The book deals with very recent concepts in graph coloring. Keywords are irregular colorings, strong colorings, modular colorings, edge-graceful colorings, twin edge colorings and binomial colorings. It contains a rich set of results. Lower and upper bounds are proved for the coloring parameters and they are determined for some specific classes of graphs. It is well written and provides a good introduction and survey on color-induced graph colorings for researchers and graduate students in the mathematics community, especially the graph theory community.

The book is divided into eight chapters. After a short introduction, Chapters 2–5 deal with the concept of irregularity. A graph \(G\) is irregular, if its vertices have pairwise different degree in \(G\). It is known that no simple irregular graph exists. The situation changes for connected multigraphs with at least three vertices. More general, for a weight function \(c\) on \(E(G)\) – also considered as an edge-coloring in this book – define a function \(c'\) on the vertex set of \(G\) with \(c^\prime(v) = \sum_{e \in E(v)}c(e)\), where \(E(v)\) is the set of edges incident to \(v\). A weighted graph \((G,c)\) is irregular if \(c^\prime(v) \not= c'(w)\) for any two vertices \(v, w\) of \(G\), where \(c^\prime\) is considered as a vertex-coloring which is induced by \(c\).

Chapters 2–5 study chromatic parameters which are related to the irregularity of \(c^\prime\), and where \(c\) is not necessarily a proper edge-coloring. In Chapter 2, \(c\) maps to the natural numbers, while \(c\) maps to the sets of integers modulo \(k\) (\(k \geq 2\)) in Chapter 3. Chapter 4 modifies these approaches by defining \(c^\prime(v)\) to be set \(\{c(e) : e \in E(v) \}\). Chapter 5 extends this approach to multisets. Here, \(c^\prime(v)\) is as an ordered \(k\)-tuple \((a_1, \dots,a_k)\), where \(a_i\) is the number of edges of \(E(v)\) which are colored with color \(i\).

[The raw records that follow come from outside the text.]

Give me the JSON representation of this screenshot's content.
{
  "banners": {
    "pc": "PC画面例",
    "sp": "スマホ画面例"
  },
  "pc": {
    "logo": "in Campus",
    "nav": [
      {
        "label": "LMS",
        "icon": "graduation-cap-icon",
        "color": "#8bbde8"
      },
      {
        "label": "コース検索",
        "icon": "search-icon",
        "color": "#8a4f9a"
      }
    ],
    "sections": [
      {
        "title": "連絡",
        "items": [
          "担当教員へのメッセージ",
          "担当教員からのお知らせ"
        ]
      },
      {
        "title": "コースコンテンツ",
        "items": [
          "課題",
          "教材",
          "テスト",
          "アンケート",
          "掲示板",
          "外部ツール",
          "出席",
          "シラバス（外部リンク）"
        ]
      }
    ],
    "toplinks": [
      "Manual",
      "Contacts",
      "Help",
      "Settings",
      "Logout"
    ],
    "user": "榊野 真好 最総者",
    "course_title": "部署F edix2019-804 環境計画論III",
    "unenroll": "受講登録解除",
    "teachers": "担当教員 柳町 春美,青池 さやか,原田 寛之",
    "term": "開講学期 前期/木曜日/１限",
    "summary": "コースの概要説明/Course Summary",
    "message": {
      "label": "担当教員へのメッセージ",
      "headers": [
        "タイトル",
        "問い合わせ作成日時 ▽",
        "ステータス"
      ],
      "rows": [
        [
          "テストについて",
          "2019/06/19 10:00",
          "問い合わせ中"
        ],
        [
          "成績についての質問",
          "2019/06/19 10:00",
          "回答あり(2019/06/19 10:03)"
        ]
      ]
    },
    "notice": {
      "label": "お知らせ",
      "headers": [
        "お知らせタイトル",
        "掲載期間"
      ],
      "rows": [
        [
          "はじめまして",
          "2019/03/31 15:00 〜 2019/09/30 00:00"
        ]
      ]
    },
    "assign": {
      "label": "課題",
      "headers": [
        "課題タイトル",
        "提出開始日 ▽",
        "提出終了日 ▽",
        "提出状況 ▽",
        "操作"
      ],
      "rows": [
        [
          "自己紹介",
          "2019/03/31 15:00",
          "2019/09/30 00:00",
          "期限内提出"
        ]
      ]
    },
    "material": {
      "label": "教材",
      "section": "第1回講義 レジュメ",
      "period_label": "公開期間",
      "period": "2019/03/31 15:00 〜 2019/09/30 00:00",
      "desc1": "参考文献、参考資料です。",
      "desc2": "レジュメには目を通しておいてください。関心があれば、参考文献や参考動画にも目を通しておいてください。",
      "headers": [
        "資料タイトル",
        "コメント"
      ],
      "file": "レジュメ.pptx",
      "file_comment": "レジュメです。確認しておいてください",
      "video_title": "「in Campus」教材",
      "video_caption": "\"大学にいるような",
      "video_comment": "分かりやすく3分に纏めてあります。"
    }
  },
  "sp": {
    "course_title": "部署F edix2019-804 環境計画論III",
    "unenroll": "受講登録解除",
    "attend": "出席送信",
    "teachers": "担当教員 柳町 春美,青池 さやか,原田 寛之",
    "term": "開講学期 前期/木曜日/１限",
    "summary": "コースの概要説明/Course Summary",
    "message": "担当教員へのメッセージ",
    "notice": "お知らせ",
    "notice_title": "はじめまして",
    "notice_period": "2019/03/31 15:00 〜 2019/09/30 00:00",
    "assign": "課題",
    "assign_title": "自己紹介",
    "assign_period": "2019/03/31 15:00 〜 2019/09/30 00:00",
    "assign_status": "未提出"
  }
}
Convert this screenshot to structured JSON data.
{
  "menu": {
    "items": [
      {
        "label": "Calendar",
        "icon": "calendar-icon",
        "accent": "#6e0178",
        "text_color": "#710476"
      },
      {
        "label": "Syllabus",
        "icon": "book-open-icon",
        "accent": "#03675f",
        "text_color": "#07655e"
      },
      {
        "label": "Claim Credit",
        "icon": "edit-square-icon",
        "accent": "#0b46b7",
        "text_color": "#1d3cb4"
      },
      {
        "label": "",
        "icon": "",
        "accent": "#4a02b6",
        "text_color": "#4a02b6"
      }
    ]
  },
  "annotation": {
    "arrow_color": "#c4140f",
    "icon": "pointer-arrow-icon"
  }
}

In Chapters 6 and 7 the condition on \(c^\prime\) is relaxed to being a proper vertex-coloring. This leads to the study of the proper sum neighbor-distinguishing chromatic index (or for short the sum distinguishing index). It follows a short introduction to the 1-2-3 conjecture and to the multiset distinguishing index in Chapter 6. Chapter 7 changes then to colorings with colors from the integers modulo \(k\) (\(k \geq 2\)).

Chapters 8 and 9 study similar concepts where \(c\) is required to be a proper edge-coloring.

The book deals with very recent concepts in graph coloring. Keywords are irregular colorings, strong colorings, modular colorings, edge-graceful colorings, twin edge colorings and binomial colorings. It contains a rich set of results. Lower and upper bounds are proved for the coloring parameters and they are determined for some specific classes of graphs. It is well written and provides a good introduction and survey on color-induced graph colorings for researchers and graduate students in the mathematics community, especially the graph theory community.

Reviewer: Eckhard Steffen (Paderborn)

##### MSC:

05-02 | Research exposition (monographs, survey articles) pertaining to combinatorics |

05C15 | Coloring of graphs and hypergraphs |